moving somewhere, patiently, impatiently,
in my loneliness. I'm looking everywhere in nature
for new forms, old forms in new places,
the planes of an antique mouth, let's say, among the leaves.
I know and do not know
what I am searching for.
Remember those months in the studio together,
you up to your strong forearms in wet clay,
I trying to make something of the strange impressions
assailing me—the Japanese
flowers and birds on silk, the drunks
sheltering in the Louvre, that river-light,
those faces...Did we know exactly
why we were there? Paris unnerved you,
you found it too much, yet you went on
with your work...and later we met there again,
both married then, and I thought you and Rilke
both seemed unnerved. I felt a kind of joylessness
between you. Of course he and I
have had our difficulties. Maybe I was jealous

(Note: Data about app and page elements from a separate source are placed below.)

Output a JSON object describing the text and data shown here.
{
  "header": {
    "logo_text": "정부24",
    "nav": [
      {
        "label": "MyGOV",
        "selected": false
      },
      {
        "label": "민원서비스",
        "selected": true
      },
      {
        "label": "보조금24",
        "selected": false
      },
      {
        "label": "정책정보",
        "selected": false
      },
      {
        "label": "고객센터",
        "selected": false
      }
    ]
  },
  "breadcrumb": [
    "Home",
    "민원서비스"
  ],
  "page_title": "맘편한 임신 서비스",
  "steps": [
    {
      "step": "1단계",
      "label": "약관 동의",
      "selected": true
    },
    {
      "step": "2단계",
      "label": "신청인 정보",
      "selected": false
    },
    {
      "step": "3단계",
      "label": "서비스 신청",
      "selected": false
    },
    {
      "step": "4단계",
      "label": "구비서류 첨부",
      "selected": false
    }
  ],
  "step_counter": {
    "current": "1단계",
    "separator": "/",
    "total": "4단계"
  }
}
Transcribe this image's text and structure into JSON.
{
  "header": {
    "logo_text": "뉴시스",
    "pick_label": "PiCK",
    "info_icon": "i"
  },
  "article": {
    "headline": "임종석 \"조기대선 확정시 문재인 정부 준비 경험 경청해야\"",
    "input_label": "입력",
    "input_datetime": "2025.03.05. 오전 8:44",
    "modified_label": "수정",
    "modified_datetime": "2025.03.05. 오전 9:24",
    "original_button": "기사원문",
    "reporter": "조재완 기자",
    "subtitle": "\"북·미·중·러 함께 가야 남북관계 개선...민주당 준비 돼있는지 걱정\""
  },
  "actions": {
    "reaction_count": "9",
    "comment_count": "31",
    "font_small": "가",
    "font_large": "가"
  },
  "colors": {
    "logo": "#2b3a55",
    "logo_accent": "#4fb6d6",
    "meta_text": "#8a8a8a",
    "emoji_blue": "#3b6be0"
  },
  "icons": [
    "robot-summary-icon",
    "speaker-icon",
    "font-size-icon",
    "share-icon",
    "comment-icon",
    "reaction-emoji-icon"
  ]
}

of him, to begin with, taking you from me,
maybe I married Otto to fill up
my loneliness for you.
Rainer, of course, knows more than Otto knows,
he believes in women. But he feeds on us,
like all of them. His whole life, his art
is protected by women. Which of us could say that?
Which of us, Clara, hasn't had to take that leap
out beyond our being women
to save our work? or is it to save ourselves?
Marriage is lonelier than solitude.
Do you know: I was dreaming I had died
giving birth to the child.
I couldn't paint or speak or even move.
My child—I think—survived me. But what was funny
in the dream was, Rainer had written my requiem—
a long, beautiful poem, and calling me his friend.
I was your friend
but in the dream you didn't say a word.
In the dream his poem was like a letter
to someone who has no right
to be there but must be treated gently, like a guest
who comes on the wrong day. Clara, why don't I dream of you?
That photo of the two of us—I have it still,
you and I looking hard into each other
and my painting behind us. How we used to work
side by side! And how I've worked since then
trying to create according to our plan
that we'd bring, against all odds, our full power
to every subject. Hold back nothing
because we were women. Clara, our strength still lies
in the things we used to talk about:
how life and death take one another's hands,
the struggle for truth, our old pledge against guilt.
And now I feel dawn and the coming day.
I love waking in my studio, seeing my pictures
come alive in the light. Sometimes I feel
it is myself that kicks inside me,
myself I must give suck to, love...
I wish we could have done this for each other
all our lives, but we can't...
They say a pregnant woman
dreams her own death. But life and death
take one another's hands. Clara, I feel so full
of work, the life I see ahead, and love
for you, who of all people
however badly I say this
will hear all I say and cannot say.
Adrienne Rich 1975-1976
Ms. Rich is a famously feminist poet, and in this poem she chooses two of the German poet Ranier Maria Rilke's best friends to give voice to. In its essence, the poem is a meditation upon the female artistic role, as creator of children, art, and the self. I chose this poem because I've been reading a biography of Rilke, and it seems like such an interesting time to have been alive--at the turn of the century. To be an artist was to devote one's entire existence to the production of beauty, to the exploration of life, and, as Rodin embodied, to "work, and nothing else." And to be a woman at the same time most likely had its own exhilaration as well.
Paula Becker had such a strange death for an artist, to die in childbirth, in creation, to bleed to death...